<<<<

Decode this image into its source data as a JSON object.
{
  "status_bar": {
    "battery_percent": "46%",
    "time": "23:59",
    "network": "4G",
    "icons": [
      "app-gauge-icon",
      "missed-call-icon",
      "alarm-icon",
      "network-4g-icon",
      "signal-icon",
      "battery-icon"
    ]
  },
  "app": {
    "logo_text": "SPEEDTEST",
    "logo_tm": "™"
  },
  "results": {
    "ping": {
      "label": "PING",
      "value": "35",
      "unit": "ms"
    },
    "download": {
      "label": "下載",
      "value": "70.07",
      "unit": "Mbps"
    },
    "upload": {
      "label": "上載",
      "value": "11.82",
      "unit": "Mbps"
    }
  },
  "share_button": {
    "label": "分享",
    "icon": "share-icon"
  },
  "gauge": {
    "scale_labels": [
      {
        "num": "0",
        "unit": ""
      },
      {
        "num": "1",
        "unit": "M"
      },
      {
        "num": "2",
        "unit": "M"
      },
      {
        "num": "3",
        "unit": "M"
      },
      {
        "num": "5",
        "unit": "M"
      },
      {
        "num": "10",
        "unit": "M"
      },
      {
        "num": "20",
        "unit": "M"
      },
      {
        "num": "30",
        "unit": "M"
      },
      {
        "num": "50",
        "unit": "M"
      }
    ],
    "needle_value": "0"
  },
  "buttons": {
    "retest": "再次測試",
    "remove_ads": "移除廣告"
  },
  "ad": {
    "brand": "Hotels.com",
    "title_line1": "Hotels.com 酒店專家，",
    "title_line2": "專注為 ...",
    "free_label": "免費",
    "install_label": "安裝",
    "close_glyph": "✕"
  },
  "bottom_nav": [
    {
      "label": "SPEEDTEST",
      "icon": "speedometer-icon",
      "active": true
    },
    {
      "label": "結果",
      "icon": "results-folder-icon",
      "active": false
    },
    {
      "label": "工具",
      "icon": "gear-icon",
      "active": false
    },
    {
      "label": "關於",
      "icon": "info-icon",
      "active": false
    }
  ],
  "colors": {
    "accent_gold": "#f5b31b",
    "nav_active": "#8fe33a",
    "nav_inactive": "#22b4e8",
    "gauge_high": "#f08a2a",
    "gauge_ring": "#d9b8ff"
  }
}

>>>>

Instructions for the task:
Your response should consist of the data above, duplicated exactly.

Answer to this task:
Decode this image into its source data as a JSON object.
{
  "status_bar": {
    "battery_percent": "46%",
    "time": "23:59",
    "network": "4G",
    "icons": [
      "app-gauge-icon",
      "missed-call-icon",
      "alarm-icon",
      "network-4g-icon",
      "signal-icon",
      "battery-icon"
    ]
  },
  "app": {
    "logo_text": "SPEEDTEST",
    "logo_tm": "™"
  },
  "results": {
    "ping": {
      "label": "PING",
      "value": "35",
      "unit": "ms"
    },
    "download": {
      "label": "下載",
      "value": "70.07",
      "unit": "Mbps"
    },
    "upload": {
      "label": "上載",
      "value": "11.82",
      "unit": "Mbps"
    }
  },
  "share_button": {
    "label": "分享",
    "icon": "share-icon"
  },
  "gauge": {
    "scale_labels": [
      {
        "num": "0",
        "unit": ""
      },
      {
        "num": "1",
        "unit": "M"
      },
      {
        "num": "2",
        "unit": "M"
      },
      {
        "num": "3",
        "unit": "M"
      },
      {
        "num": "5",
        "unit": "M"
      },
      {
        "num": "10",
        "unit": "M"
      },
      {
        "num": "20",
        "unit": "M"
      },
      {
        "num": "30",
        "unit": "M"
      },
      {
        "num": "50",
        "unit": "M"
      }
    ],
    "needle_value": "0"
  },
  "buttons": {
    "retest": "再次測試",
    "remove_ads": "移除廣告"
  },
  "ad": {
    "brand": "Hotels.com",
    "title_line1": "Hotels.com 酒店專家，",
    "title_line2": "專注為 ...",
    "free_label": "免費",
    "install_label": "安裝",
    "close_glyph": "✕"
  },
  "bottom_nav": [
    {
      "label": "SPEEDTEST",
      "icon": "speedometer-icon",
      "active": true
    },
    {
      "label": "結果",
      "icon": "results-folder-icon",
      "active": false
    },
    {
      "label": "工具",
      "icon": "gear-icon",
      "active": false
    },
    {
      "label": "關於",
      "icon": "info-icon",
      "active": false
    }
  ],
  "colors": {
    "accent_gold": "#f5b31b",
    "nav_active": "#8fe33a",
    "nav_inactive": "#22b4e8",
    "gauge_high": "#f08a2a",
    "gauge_ring": "#d9b8ff"
  }
}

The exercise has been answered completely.